The Hindenburg experience has actually helped ensure the safe handling of hydrogen in what are primarily industrial applications in the present. Safer storage mediums have also been developed, which will be described later, replacing earlier dangerous storage. The perception that handling hydrogen is inherently dangerous has done much to hamper the public acceptance of hydrogen research and applications. However, properly handled, hydrogen is no more dangerous than gasoline or propane. Curiously, it was reported that no fatality from the Hindenburg accident was directly attributable to hydrogen burns, as the millions of cubic feet of hydrogen burned off in less than one minute. It was the diesel fuel, which powered the air ship's drive engines, that burned many of the dead and injured that day, as well as feeding the ground fire which took several hours to extinguish.
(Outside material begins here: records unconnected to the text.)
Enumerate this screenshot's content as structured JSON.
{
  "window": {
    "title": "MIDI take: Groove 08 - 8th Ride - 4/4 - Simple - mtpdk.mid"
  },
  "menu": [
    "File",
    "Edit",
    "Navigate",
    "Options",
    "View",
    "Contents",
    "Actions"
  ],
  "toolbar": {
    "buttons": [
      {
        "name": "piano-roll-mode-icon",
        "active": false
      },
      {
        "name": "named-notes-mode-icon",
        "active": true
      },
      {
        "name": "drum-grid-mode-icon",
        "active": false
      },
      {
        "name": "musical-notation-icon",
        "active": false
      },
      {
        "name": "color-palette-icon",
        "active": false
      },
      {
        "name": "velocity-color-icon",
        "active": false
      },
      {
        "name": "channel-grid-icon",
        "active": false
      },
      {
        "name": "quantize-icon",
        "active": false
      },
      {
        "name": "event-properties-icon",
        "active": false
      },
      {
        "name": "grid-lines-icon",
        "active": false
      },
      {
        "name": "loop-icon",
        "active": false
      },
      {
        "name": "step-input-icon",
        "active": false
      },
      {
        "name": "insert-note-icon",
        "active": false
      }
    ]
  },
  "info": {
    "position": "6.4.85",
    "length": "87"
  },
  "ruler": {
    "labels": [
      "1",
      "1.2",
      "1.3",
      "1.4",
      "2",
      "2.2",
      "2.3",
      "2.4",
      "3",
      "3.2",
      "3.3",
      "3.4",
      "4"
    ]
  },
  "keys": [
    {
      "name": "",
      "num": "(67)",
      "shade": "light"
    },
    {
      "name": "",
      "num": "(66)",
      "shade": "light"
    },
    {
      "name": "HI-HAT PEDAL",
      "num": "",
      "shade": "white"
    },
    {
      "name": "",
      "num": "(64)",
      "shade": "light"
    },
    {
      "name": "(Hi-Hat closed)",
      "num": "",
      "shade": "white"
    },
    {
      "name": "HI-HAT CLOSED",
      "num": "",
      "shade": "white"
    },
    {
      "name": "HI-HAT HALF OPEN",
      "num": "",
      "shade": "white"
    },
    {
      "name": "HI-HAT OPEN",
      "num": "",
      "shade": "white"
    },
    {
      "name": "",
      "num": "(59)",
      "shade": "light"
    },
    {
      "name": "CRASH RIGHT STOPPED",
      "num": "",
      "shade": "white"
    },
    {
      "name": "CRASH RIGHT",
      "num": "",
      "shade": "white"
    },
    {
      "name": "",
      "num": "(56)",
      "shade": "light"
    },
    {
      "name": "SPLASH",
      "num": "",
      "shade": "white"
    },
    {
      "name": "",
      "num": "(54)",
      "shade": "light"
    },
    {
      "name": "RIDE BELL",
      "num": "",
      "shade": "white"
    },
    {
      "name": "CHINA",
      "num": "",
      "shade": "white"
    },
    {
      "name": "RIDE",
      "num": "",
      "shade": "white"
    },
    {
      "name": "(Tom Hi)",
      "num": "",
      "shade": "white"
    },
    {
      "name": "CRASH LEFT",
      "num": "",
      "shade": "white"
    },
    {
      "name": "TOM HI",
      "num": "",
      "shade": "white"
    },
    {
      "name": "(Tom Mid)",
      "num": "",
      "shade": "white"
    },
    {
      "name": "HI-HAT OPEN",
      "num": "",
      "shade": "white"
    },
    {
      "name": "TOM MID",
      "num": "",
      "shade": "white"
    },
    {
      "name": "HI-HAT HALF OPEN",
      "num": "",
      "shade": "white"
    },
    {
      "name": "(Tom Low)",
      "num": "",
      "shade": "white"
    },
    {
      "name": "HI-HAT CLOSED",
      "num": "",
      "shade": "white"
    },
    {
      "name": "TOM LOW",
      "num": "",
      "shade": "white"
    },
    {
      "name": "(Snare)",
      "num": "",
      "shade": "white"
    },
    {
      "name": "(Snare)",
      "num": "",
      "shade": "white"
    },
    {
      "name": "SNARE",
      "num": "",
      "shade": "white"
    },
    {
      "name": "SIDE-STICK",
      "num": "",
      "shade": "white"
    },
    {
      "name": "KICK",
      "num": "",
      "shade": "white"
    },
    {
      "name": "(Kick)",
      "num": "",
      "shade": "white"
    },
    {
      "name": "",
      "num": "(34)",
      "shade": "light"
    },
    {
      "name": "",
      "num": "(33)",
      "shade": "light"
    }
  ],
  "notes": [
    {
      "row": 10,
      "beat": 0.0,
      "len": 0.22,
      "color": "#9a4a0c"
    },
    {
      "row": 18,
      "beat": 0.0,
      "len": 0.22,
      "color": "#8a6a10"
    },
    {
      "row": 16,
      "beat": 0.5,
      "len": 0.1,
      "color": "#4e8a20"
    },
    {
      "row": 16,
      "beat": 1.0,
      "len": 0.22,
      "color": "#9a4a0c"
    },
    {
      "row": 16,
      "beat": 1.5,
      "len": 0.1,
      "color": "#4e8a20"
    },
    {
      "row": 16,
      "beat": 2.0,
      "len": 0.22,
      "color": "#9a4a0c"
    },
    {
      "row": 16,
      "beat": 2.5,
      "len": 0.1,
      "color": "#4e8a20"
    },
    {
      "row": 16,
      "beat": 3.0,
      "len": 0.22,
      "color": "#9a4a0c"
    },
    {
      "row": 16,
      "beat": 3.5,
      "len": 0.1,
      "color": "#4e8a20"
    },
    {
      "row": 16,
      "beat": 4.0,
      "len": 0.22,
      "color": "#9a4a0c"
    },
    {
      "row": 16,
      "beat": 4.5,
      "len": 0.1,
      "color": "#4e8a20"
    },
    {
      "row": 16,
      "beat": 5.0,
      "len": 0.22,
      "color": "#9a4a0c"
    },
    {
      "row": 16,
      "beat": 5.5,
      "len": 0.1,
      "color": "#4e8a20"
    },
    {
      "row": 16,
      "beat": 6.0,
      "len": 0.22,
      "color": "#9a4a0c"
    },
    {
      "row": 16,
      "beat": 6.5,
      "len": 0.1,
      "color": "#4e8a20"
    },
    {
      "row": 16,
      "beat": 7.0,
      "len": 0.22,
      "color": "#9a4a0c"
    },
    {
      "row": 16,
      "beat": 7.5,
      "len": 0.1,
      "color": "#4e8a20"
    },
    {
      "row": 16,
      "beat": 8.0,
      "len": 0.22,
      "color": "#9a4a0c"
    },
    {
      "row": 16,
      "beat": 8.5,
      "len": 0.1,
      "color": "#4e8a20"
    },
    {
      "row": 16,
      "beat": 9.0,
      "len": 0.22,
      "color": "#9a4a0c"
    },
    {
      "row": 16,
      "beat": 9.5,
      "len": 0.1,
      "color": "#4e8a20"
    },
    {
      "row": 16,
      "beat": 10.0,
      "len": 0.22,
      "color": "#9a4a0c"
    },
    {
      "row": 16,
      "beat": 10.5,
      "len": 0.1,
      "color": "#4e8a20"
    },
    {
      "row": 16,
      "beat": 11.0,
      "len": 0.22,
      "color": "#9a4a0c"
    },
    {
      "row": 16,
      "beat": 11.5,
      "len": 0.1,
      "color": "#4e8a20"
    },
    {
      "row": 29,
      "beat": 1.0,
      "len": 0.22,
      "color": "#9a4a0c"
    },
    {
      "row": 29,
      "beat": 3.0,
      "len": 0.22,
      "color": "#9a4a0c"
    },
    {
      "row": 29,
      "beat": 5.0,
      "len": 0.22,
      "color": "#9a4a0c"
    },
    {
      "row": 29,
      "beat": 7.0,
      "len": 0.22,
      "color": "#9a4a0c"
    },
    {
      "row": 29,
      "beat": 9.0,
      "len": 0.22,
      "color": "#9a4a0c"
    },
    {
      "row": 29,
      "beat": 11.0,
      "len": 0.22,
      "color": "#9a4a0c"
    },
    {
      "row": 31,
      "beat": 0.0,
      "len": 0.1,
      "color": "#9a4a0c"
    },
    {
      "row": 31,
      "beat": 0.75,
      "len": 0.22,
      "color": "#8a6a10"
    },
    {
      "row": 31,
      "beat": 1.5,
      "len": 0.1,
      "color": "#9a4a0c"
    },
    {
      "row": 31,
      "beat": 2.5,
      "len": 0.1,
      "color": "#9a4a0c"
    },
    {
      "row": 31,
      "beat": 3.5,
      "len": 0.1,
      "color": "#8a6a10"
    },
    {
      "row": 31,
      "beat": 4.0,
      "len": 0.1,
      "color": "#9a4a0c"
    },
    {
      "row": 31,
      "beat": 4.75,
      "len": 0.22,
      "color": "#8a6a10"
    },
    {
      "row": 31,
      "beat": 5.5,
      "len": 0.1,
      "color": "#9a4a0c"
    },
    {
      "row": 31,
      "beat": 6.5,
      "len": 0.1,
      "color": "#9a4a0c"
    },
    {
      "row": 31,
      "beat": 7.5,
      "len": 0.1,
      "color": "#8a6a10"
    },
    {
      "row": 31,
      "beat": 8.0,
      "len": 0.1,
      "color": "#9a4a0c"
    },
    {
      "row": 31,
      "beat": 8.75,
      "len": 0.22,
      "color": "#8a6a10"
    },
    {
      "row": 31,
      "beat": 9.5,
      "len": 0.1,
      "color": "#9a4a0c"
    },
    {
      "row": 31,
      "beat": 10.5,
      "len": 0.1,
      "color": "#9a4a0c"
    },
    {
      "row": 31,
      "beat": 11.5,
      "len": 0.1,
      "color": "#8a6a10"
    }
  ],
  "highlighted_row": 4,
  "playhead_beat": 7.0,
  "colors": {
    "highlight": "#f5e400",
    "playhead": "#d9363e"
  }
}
It was in the United States that Francis Bacon, a descendant of the famous English scientist and philosopher, developed the first modern successful hydrogen fuel cell in 1932, which was refined until a 5 kilowatt fuel cell system was demonstrated in 1952. As the United States began its push for space flight in the late 1950's, fuel cell technology appealed to many scientists and engineers. It was much less dangerous than any known nuclear application, much more compact and lighter than any type of battery, as well as being simpler to deal with mechanically than any solar photo-voltaic technology available at that time. Today hydrogen fuel cells provide much of the electric power for the Space Shuttle, as well as power for electric automobiles and varied other emerging applications. With a little imagination we can see the direct line from Paracelsus five hundred years ago to the possibilities that lay in front of us in the near future.